= Beginning of Section =

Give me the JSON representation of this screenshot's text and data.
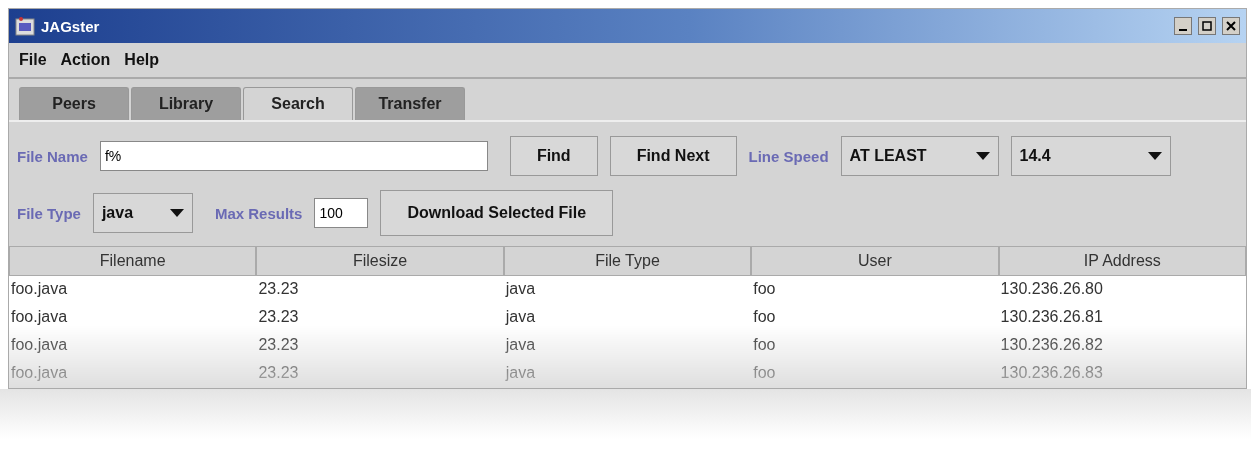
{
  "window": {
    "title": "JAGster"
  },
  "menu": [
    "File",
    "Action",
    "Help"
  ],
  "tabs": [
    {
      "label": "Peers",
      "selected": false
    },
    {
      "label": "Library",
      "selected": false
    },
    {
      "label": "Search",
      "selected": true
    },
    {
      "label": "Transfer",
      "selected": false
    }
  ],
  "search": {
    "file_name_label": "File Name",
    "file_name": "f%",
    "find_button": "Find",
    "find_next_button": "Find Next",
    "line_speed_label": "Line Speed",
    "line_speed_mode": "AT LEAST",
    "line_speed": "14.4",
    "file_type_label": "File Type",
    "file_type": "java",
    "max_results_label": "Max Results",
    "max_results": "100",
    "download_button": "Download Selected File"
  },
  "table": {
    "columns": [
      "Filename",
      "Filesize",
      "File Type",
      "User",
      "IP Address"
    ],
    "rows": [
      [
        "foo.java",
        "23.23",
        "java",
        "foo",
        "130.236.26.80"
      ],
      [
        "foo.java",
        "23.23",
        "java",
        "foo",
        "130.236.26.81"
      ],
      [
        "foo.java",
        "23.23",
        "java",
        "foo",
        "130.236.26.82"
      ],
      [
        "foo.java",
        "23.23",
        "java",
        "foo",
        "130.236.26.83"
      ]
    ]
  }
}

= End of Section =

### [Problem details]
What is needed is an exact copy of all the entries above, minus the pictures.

### [Reply to the task]
Give me the JSON representation of this screenshot's text and data.
{
  "window": {
    "title": "JAGster"
  },
  "menu": [
    "File",
    "Action",
    "Help"
  ],
  "tabs": [
    {
      "label": "Peers",
      "selected": false
    },
    {
      "label": "Library",
      "selected": false
    },
    {
      "label": "Search",
      "selected": true
    },
    {
      "label": "Transfer",
      "selected": false
    }
  ],
  "search": {
    "file_name_label": "File Name",
    "file_name": "f%",
    "find_button": "Find",
    "find_next_button": "Find Next",
    "line_speed_label": "Line Speed",
    "line_speed_mode": "AT LEAST",
    "line_speed": "14.4",
    "file_type_label": "File Type",
    "file_type": "java",
    "max_results_label": "Max Results",
    "max_results": "100",
    "download_button": "Download Selected File"
  },
  "table": {
    "columns": [
      "Filename",
      "Filesize",
      "File Type",
      "User",
      "IP Address"
    ],
    "rows": [
      [
        "foo.java",
        "23.23",
        "java",
        "foo",
        "130.236.26.80"
      ],
      [
        "foo.java",
        "23.23",
        "java",
        "foo",
        "130.236.26.81"
      ],
      [
        "foo.java",
        "23.23",
        "java",
        "foo",
        "130.236.26.82"
      ],
      [
        "foo.java",
        "23.23",
        "java",
        "foo",
        "130.236.26.83"
      ]
    ]
  }
}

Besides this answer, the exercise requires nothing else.